The post below is cross-posted from my original post Should We Recognize a Childâ€™s Right To Refuse Vital Medical Care? on the Children and the Law Blog.
Hannah Jones, 13, is not afraid of dying – she is afraid of spending her remaining days in a hospital bed. In a case that raises a host of medical and ethical issues, the British teenager from a small town northwest of London has won a battle to refuse a heart transplant operation. That decision by British medical authorities has ignited a debate over whether children should have the right to refuse potentially lifesaving medical treatments or if health authorities have an obligation to intervene.

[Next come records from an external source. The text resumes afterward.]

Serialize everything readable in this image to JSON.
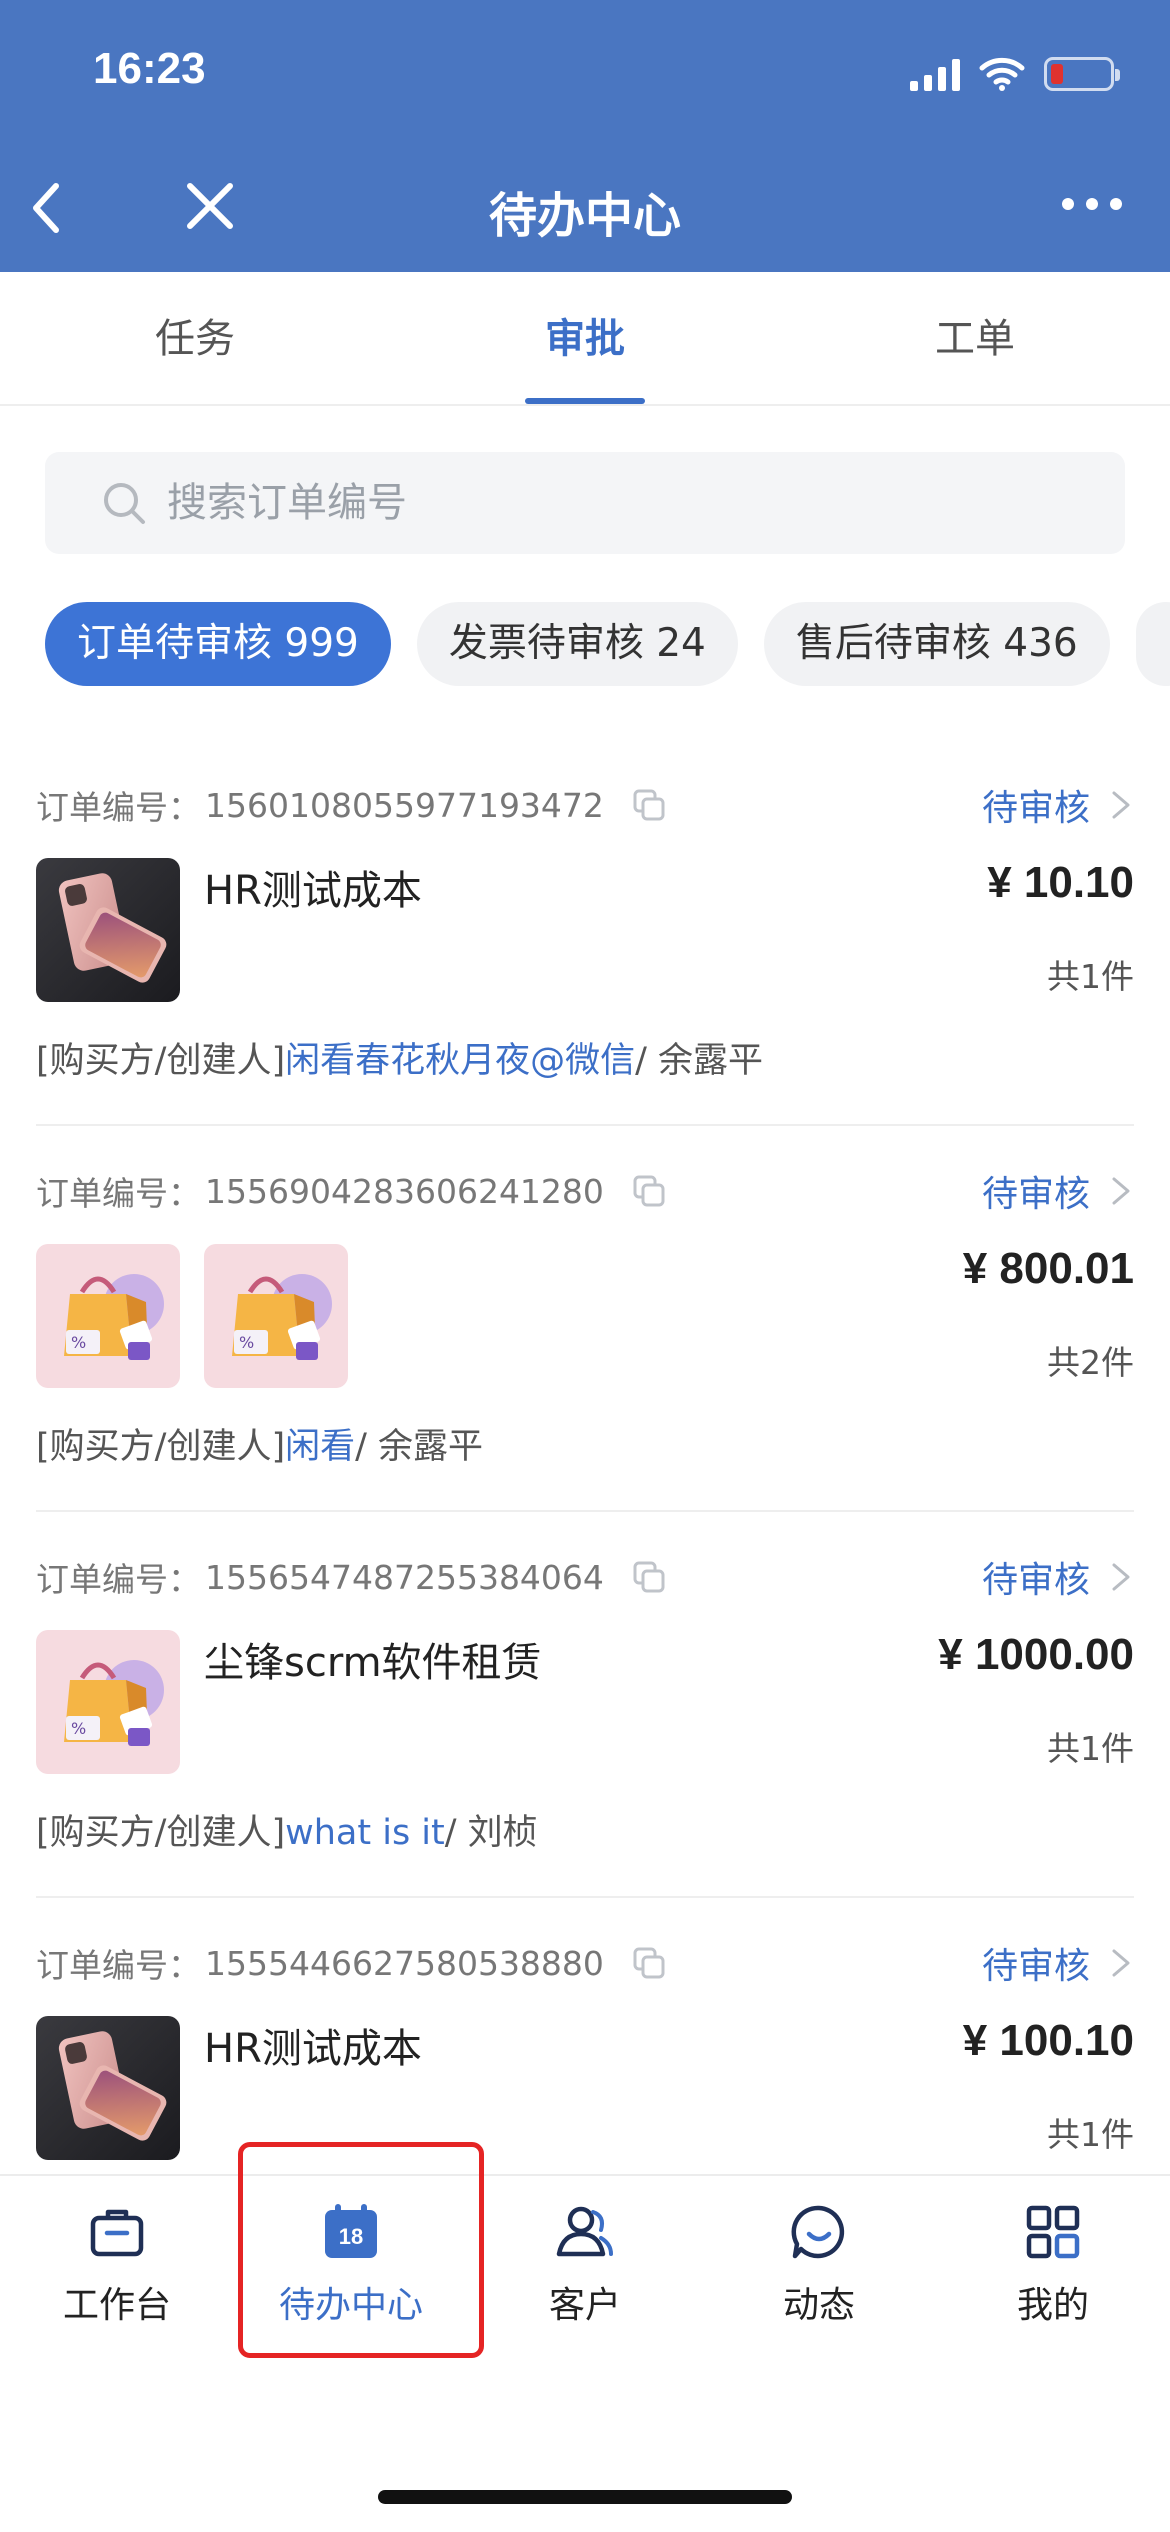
{
  "status_bar": {
    "time": "16:23"
  },
  "header": {
    "title": "待办中心"
  },
  "tabs": [
    {
      "label": "任务",
      "active": false
    },
    {
      "label": "审批",
      "active": true
    },
    {
      "label": "工单",
      "active": false
    }
  ],
  "search": {
    "placeholder": "搜索订单编号"
  },
  "chips": [
    {
      "label": "订单待审核 999",
      "active": true
    },
    {
      "label": "发票待审核 24",
      "active": false
    },
    {
      "label": "售后待审核 436",
      "active": false
    }
  ],
  "orders": [
    {
      "no_label": "订单编号：",
      "no": "1560108055977193472",
      "status": "待审核",
      "product": "HR测试成本",
      "price": "¥ 10.10",
      "qty": "共1件",
      "buyer_prefix": "[购买方/创建人]",
      "buyer_name": "闲看春花秋月夜@微信",
      "creator": "/ 余露平",
      "thumbs": [
        "phone"
      ]
    },
    {
      "no_label": "订单编号：",
      "no": "1556904283606241280",
      "status": "待审核",
      "product": "",
      "price": "¥ 800.01",
      "qty": "共2件",
      "buyer_prefix": "[购买方/创建人]",
      "buyer_name": "闲看",
      "creator": "/ 余露平",
      "thumbs": [
        "bag",
        "bag"
      ]
    },
    {
      "no_label": "订单编号：",
      "no": "1556547487255384064",
      "status": "待审核",
      "product": "尘锋scrm软件租赁",
      "price": "¥ 1000.00",
      "qty": "共1件",
      "buyer_prefix": "[购买方/创建人]",
      "buyer_name": "what is it",
      "creator": "/ 刘桢",
      "thumbs": [
        "bag"
      ]
    },
    {
      "no_label": "订单编号：",
      "no": "1555446627580538880",
      "status": "待审核",
      "product": "HR测试成本",
      "price": "¥ 100.10",
      "qty": "共1件",
      "thumbs": [
        "phone"
      ]
    }
  ],
  "bottom_nav": [
    {
      "label": "工作台",
      "icon": "briefcase-icon",
      "active": false
    },
    {
      "label": "待办中心",
      "icon": "calendar-icon",
      "badge": "18",
      "active": true
    },
    {
      "label": "客户",
      "icon": "customer-icon",
      "active": false
    },
    {
      "label": "动态",
      "icon": "chat-icon",
      "active": false
    },
    {
      "label": "我的",
      "icon": "grid-icon",
      "active": false
    }
  ],
  "colors": {
    "header_bg": "#4a76c1",
    "accent": "#3c6fc7",
    "chip_active": "#3d74d6",
    "highlight": "#e52424"
  }
}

That heartbreaking story illustrates the difficult issues that surround the law’s treatment of children as individuals with a right to determine their future. When Hannah and her parents decided against the procedure the medical authorities threatened to take them to court to force her to have it.
Doctors are required to obtain informed consent before treating a patient because individuals are thought to have the right to control what is done to their bodies. This includes the right to control the course of medical treatment and even to refuse it altogether. As long as a person is competent, they have a constitutionally-protected liberty interest in refusing unwanted medical treatment, balanced against the stateâ€™s interests in protecting and preserving human life. Cruzan by Cruzan v. Director, Missouri Dept. of Health, 497 U.S. 261 (1990). A competent person has a right to refuse treatment even if the refusal ends in the individual’s death.
In general children are thought to lack the capacity to make life-altering decisions on their own. They may not fully understand the consequences or risks of their decision or the nature of their circumstances. The law defers to the judgment of parents or guardians in such situations.
While the Court has found that just like adults, a child also has a substantial liberty interest in not being confined unnecessarily for medical treatment, Parham v. J.R., 442 U.S. 584 (1979), the Court later noted that “In Parham… we certainly did not intimate that such a minor child, after commitment, would have a liberty interest in refusing treatment.” See Cruzan.
So where does that leave us?
In Hannah Jones’ case a social worker was sent to interview her about her refusal to have a heart transplant. After discussing it the social worker then backed Hannah’s decision, which was supported by her parents as well.
According to the Department of Health, when a child is considered competent and refuses treatment, their decision will be respected. When a consensus can’t be reached, the patient can be overruled by either parents or guardians, or in more unusual circumstances, by the courts.
The harder questions are of course when the child and the parents disagree, or the state finds circumstances that they feel justifies overruling both parent and child, such as what effect to give religious views regarding surgery or blood transfusions. The rate at which this issue comes before the courts is only likely to increase given that advances in medical technology may often prolong painful treatment periods that a child or parents may instead choose to avoid to improve the quality rather than the longevity of life.
- Susan D. Hawkins, Protecting the rights and interests of competent minors in litigated medical treatment disputes. 64 Fordham L.R. 2075 (1996).
- Hillary Rodham, â€œChildren Under the Lawâ€, 43 Harv. Edu. Rev. 487 (1973).